● **ENTRIES SHOWN**
▬▬▬

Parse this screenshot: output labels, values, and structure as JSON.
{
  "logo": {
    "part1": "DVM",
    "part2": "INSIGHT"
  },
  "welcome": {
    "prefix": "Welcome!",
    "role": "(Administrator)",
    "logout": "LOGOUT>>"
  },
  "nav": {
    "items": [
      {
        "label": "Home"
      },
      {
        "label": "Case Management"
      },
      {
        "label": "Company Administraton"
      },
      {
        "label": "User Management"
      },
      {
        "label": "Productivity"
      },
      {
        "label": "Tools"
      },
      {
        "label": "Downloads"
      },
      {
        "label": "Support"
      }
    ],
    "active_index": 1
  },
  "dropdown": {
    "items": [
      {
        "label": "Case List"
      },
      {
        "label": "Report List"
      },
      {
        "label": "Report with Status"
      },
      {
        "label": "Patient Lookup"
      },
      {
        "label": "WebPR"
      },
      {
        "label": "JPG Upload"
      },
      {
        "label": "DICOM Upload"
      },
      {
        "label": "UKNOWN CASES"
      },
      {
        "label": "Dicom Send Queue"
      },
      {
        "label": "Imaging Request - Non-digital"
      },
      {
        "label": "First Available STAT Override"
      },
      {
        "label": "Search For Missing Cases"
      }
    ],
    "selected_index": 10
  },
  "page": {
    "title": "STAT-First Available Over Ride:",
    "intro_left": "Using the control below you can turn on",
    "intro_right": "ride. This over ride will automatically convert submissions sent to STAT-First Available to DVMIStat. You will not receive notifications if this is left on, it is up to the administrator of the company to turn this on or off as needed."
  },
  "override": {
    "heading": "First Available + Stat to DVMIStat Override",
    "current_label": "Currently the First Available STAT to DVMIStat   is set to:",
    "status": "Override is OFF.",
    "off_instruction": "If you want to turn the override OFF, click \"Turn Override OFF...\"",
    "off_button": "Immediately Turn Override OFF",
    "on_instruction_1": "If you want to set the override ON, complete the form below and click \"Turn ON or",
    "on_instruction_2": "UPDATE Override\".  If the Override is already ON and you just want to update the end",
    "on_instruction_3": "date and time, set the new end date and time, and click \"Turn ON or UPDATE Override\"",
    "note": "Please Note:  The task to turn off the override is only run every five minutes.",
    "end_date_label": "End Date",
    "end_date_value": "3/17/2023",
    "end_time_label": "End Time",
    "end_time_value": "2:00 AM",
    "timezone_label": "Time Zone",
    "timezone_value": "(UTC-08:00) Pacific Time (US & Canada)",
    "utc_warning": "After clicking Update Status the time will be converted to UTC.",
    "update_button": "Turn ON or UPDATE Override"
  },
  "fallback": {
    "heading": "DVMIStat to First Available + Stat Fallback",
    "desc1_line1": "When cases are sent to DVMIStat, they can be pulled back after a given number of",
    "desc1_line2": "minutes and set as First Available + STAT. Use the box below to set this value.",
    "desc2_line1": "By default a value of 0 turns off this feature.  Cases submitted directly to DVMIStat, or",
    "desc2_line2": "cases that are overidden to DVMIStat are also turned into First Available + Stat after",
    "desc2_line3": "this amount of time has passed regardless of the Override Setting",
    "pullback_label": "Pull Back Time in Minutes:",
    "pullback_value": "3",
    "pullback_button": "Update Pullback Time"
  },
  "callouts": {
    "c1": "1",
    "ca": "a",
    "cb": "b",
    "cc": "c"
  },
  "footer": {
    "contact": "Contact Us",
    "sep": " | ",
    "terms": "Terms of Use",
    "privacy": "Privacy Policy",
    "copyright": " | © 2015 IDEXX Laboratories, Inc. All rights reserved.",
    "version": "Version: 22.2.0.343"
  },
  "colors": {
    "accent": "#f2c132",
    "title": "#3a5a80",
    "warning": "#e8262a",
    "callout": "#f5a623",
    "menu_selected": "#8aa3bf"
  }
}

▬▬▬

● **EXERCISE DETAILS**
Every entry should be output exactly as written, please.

● **RESULT FOR THIS EXERCISE**
Parse this screenshot: output labels, values, and structure as JSON.
{
  "logo": {
    "part1": "DVM",
    "part2": "INSIGHT"
  },
  "welcome": {
    "prefix": "Welcome!",
    "role": "(Administrator)",
    "logout": "LOGOUT>>"
  },
  "nav": {
    "items": [
      {
        "label": "Home"
      },
      {
        "label": "Case Management"
      },
      {
        "label": "Company Administraton"
      },
      {
        "label": "User Management"
      },
      {
        "label": "Productivity"
      },
      {
        "label": "Tools"
      },
      {
        "label": "Downloads"
      },
      {
        "label": "Support"
      }
    ],
    "active_index": 1
  },
  "dropdown": {
    "items": [
      {
        "label": "Case List"
      },
      {
        "label": "Report List"
      },
      {
        "label": "Report with Status"
      },
      {
        "label": "Patient Lookup"
      },
      {
        "label": "WebPR"
      },
      {
        "label": "JPG Upload"
      },
      {
        "label": "DICOM Upload"
      },
      {
        "label": "UKNOWN CASES"
      },
      {
        "label": "Dicom Send Queue"
      },
      {
        "label": "Imaging Request - Non-digital"
      },
      {
        "label": "First Available STAT Override"
      },
      {
        "label": "Search For Missing Cases"
      }
    ],
    "selected_index": 10
  },
  "page": {
    "title": "STAT-First Available Over Ride:",
    "intro_left": "Using the control below you can turn on",
    "intro_right": "ride. This over ride will automatically convert submissions sent to STAT-First Available to DVMIStat. You will not receive notifications if this is left on, it is up to the administrator of the company to turn this on or off as needed."
  },
  "override": {
    "heading": "First Available + Stat to DVMIStat Override",
    "current_label": "Currently the First Available STAT to DVMIStat   is set to:",
    "status": "Override is OFF.",
    "off_instruction": "If you want to turn the override OFF, click \"Turn Override OFF...\"",
    "off_button": "Immediately Turn Override OFF",
    "on_instruction_1": "If you want to set the override ON, complete the form below and click \"Turn ON or",
    "on_instruction_2": "UPDATE Override\".  If the Override is already ON and you just want to update the end",
    "on_instruction_3": "date and time, set the new end date and time, and click \"Turn ON or UPDATE Override\"",
    "note": "Please Note:  The task to turn off the override is only run every five minutes.",
    "end_date_label": "End Date",
    "end_date_value": "3/17/2023",
    "end_time_label": "End Time",
    "end_time_value": "2:00 AM",
    "timezone_label": "Time Zone",
    "timezone_value": "(UTC-08:00) Pacific Time (US & Canada)",
    "utc_warning": "After clicking Update Status the time will be converted to UTC.",
    "update_button": "Turn ON or UPDATE Override"
  },
  "fallback": {
    "heading": "DVMIStat to First Available + Stat Fallback",
    "desc1_line1": "When cases are sent to DVMIStat, they can be pulled back after a given number of",
    "desc1_line2": "minutes and set as First Available + STAT. Use the box below to set this value.",
    "desc2_line1": "By default a value of 0 turns off this feature.  Cases submitted directly to DVMIStat, or",
    "desc2_line2": "cases that are overidden to DVMIStat are also turned into First Available + Stat after",
    "desc2_line3": "this amount of time has passed regardless of the Override Setting",
    "pullback_label": "Pull Back Time in Minutes:",
    "pullback_value": "3",
    "pullback_button": "Update Pullback Time"
  },
  "callouts": {
    "c1": "1",
    "ca": "a",
    "cb": "b",
    "cc": "c"
  },
  "footer": {
    "contact": "Contact Us",
    "sep": " | ",
    "terms": "Terms of Use",
    "privacy": "Privacy Policy",
    "copyright": " | © 2015 IDEXX Laboratories, Inc. All rights reserved.",
    "version": "Version: 22.2.0.343"
  },
  "colors": {
    "accent": "#f2c132",
    "title": "#3a5a80",
    "warning": "#e8262a",
    "callout": "#f5a623",
    "menu_selected": "#8aa3bf"
  }
}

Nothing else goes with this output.